At a convention, several teenage girls lined up in the middle of the choir class. The nun instructed some of them to practice lip syncing. One of them is our protagonist, Celia (Andrea Fandos). Some time later, the choir team appeared on stage, singing well as ordered. Except Celia. He did something that would probably irritate his sister.
The two moments above are the opening and closing scenes of Schoolgirls, the winner of five categories at the 2021 Goya Awards including Best Film. Two moments that represent the core of the film’s story, namely about the process of a teenager finding the courage to reject falsehood, then allowing himself to shine as he is. Best Movie Site
Celia is 11 years old. The time when curiosity about many things began to grow. But Celia is forced to suppress it in order to become an outstanding student, as well as an obedient daughter to her mother, Adela (Natalia de Molina). Until the arrival of a new student named Brisa (Zoe Arnao), as well as his acquaintance with several seniors, brought Celia into a new world.
“Shush” is one of the most frequently heard words in this film. Schoolgirls are full of “silent” activities. The few students made a sound, the sisters immediately silenced them. When Celia asked, “How do you know if God exists?”, her mother replied “Just because”. Similar answers were given to other questions. No explanation, no dialogue. Celia, and the other teens, are forced to obey, without being given a chance to understand why.
What happens when rejection occurs? Apparently still the same. Celia once went to a nightclub with her friends. He didn’t do anything. He didn’t drink alcohol, even though he politely refused when a man approached him. On the way home, Celia rides a motorbike with her best friend’s cousin, Cristina (Julia Sierra), who happens to be an older man. But again, nothing happened. Unfortunately, one of the sisters witnessed it, then reported to Adela. The next day, Adela silenced Celia, while in class, the nurse told Celia to do the questions in front of the class. Not so that he understands, but only to scold.
Pilar Palomero as director and scriptwriter (winning Goya Awards in the Best New Director and Best Original Screenplay categories), criticized youth education, which is more restrictive and restrictive than explaining. One of them is about sexuality. How to safely have sex? What is a condom? These important questions are not even taught, either in the official education system, or at home by parents.
In class, the nurse just dictates a boring sex “lesson”, which the students may already know about through magazines (the setting is 1992, so there’s no internet yet) containing far more interesting articles. We also hear several times on television discussing the pros and cons of condom education, which by some parties, is considered to be damaging to the morale of teenagers because it encourages free sex. Movie Review
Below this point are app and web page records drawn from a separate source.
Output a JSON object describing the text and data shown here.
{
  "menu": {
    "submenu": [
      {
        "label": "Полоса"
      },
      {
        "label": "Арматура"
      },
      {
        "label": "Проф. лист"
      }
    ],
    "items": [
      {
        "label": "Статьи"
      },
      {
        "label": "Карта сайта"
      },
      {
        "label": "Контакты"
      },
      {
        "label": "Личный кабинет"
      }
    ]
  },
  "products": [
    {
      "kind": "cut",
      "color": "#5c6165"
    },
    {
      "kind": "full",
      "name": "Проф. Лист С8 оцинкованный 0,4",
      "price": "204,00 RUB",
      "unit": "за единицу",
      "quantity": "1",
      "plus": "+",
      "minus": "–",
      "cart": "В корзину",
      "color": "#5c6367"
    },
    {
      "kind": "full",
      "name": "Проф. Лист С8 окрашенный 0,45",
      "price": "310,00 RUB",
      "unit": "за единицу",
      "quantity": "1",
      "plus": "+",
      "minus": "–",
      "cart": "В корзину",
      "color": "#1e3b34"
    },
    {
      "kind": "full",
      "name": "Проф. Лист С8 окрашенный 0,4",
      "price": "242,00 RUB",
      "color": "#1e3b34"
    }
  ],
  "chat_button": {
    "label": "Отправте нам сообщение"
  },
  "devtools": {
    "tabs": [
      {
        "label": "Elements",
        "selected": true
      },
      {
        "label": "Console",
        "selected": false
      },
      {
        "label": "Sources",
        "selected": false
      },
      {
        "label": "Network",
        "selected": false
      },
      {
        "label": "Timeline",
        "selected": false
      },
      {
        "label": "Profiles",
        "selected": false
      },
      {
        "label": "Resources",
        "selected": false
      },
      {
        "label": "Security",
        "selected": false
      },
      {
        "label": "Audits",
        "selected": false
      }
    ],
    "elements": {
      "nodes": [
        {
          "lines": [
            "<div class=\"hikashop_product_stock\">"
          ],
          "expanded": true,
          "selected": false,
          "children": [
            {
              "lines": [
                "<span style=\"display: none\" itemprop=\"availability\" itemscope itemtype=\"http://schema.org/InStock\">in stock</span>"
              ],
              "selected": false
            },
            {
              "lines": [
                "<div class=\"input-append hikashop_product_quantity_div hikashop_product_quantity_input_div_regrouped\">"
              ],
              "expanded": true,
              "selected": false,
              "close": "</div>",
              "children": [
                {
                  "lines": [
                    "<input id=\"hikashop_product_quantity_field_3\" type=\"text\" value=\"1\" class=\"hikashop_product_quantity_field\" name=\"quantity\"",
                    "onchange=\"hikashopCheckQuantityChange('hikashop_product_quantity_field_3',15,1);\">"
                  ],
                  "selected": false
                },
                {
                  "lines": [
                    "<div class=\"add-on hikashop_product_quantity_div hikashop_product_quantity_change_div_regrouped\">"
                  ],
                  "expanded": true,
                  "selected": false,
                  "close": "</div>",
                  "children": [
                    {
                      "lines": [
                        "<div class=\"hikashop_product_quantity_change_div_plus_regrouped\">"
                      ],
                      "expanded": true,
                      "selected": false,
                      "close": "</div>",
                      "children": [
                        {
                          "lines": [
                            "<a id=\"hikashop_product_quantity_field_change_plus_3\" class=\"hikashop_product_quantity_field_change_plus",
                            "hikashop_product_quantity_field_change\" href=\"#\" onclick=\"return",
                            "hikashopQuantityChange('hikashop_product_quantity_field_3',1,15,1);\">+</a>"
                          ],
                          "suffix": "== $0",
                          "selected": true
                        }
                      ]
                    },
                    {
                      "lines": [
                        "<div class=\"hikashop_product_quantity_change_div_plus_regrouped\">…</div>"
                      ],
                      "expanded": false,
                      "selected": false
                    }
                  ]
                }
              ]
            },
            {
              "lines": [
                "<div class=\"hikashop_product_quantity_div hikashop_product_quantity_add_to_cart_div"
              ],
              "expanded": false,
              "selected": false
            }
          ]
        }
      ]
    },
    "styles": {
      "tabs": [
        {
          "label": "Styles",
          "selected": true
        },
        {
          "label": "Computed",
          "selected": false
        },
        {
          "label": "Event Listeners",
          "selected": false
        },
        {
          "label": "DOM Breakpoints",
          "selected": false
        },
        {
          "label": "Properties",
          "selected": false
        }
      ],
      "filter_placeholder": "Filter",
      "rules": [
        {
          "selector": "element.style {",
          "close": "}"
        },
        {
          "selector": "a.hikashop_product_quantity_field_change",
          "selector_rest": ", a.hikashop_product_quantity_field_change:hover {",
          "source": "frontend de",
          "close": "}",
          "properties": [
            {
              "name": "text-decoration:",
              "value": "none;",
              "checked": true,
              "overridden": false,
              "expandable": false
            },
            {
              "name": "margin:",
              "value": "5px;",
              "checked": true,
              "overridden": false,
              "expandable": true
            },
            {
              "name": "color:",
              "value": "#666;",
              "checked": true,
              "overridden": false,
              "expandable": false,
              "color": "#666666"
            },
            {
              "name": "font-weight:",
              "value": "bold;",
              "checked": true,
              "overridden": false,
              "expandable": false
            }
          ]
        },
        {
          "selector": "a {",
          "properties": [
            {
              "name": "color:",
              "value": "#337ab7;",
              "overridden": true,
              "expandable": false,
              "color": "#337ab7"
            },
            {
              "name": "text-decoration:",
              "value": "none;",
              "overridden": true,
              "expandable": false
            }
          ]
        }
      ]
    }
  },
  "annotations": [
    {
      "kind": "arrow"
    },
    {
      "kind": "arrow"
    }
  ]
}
Without embracing education, teenagers finally take the initiative to search, once they find the door that opens the experiment room. Brisa became a door for Celia, although over time, Brisa’s role became less significant, because from the script there was an impression that Celia was able to “open her eyes” on her own, without the need for new friends from the city to shake her comfort zone.
Palomero uses a ratio of 1.37: 11, maybe so that the audience can feel the feeling of being confined like his character. That artistic choice also helps convey the acting. Andrea Fandos, in his big screen debut, proved he was a rising star. Her smile had the purity of an innocent child, as well as an expression of shyness due to doubt. “I like this, but is this allowed?”, maybe he said to himself. Fandos’ strongest moment is each time Celia stands still, staring intently at her interlocutor, embarrassed by all the restraints, while suppressing the anger that can overflow at any time. Unfortunately, the Goya Awards rules require nominees to be at least 16 years old, so he doesn’t receive a nomination (Fandos is only 12 years old). Natalia de Molina is no less capable, showing the guilt of a mother who struggles to keep her life from falling apart.
Even though they are still stuck in the formula of “adolescents looking for identity in a conservative environment by breaking the norm”, it does not reduce the power of Schoolgirls’ narrative, which remains relevant, stirs emotions, while maintaining a tone that is not too dark. After all, this is a presentation about the “trial and error” action of teenagers, which is certainly interesting. There was annoyance and tears, as well as smiles and laughter. Top Movie